Cori Bush Faces GOP Backlash Over Security While Pushing Police Defunding: What She Said

Representative Cori Bush, a Missouri Democrat who made headlines this week for her public protest of the end of a COVID-19 eviction moratorium, is facing backlash from some Republicans who say she's a hypocrite for employing a private security detail while advocating for defunding the police.

Controversial Congresswoman Marjorie Taylor Greene called her Democratic colleague a "hypocrite and elitist."

"You don't care about the people, you only care about you," the Georgia Republican wrote on Twitter.

Former South Carolina Governor Nikki Haley, an ally of former President Donald Trump and former ambassador to the United Nations, also blasted Bush on Twitter, racking up hundreds of retweets and likes.

"These Democrats care about their own safety, but not yours," Haley wrote.

Cori Bush defends defund the police stance
Rep. Cori Bush is under fire from prominent Republicans who circulated an out-of-context interview clip online about her wanting to defund the police. Here, Bush speaks to supporters at a rally on the eviction moratorium at the U.S. Capitol on August 03, 2021, in Washington, DC. Kevin Dietsch/Getty Images

But the 30-second clip circulated by Greene, Haley and other Republicans online is just a fraction of Bush's full comments on whether she is a hypocrite for sharing both positions during a CBS News interview this week.

"Suck it up. Defunding the police has to happen," she said.

Bush, a freshman representative from St. Louis who ousted a 10-term incumbent last year, has reported spending $70,000 in campaign dollars on private security officers this year.

During the CBS News interview, Bush said she'd ask her critics: "You would rather me die? Is that what you want to see? You want to see me die? You know because that could be the alternative."
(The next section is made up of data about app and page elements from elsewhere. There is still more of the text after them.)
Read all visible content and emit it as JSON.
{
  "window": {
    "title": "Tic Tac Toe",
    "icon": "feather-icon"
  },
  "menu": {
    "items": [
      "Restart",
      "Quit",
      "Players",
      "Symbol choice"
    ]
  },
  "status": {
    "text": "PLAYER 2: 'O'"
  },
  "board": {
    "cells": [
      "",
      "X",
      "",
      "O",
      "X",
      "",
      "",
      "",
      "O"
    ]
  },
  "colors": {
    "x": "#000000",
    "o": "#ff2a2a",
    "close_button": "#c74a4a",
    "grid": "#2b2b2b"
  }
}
Bush, who was previously homeless and was on the frontlines of the protests in Ferguson, Missouri after police fatally shot Michael Brown, said she's faced multiple threats against her life from white supremacists—including from police officers.

"Defunding the police and being able to have security is two totally different things," she said in the full interview. "My security is not to keep me safe from the people of St. Louis—it's to keep me safe from racist attempts against my life."

Bush slept on the steps of the U.S. Capitol this week in protest of the end to the eviction ban. President Joe Biden's administration ultimately issued a new moratorium, citing the COVID-19 pandemic, after Congress last week failed to act.

In portions of the video not included in the circulating clip, Bush explained her view that money dedicated to police should be put toward the social safety net and other services for the public.

"Do we pay police to be social workers?" she said.

Bush's office didn't immediately respond to Newsweek's request for comment on the response to her remarks.

White House press secretary Jen Psaki declined to weigh in on the issue in Thursday's press briefing. President Joe Biden doesn't support the "defund the police" movement pushed by some progressives.

"I think we shouldn't lose the forest through the trees here, which is that a member of Congress—an elected official—is concerned that her life is threatened," Psaki said. "That's disturbing that any elected official would have to suffer death threats and fear for their life, so I'm not going to comment of course on their security arrangements."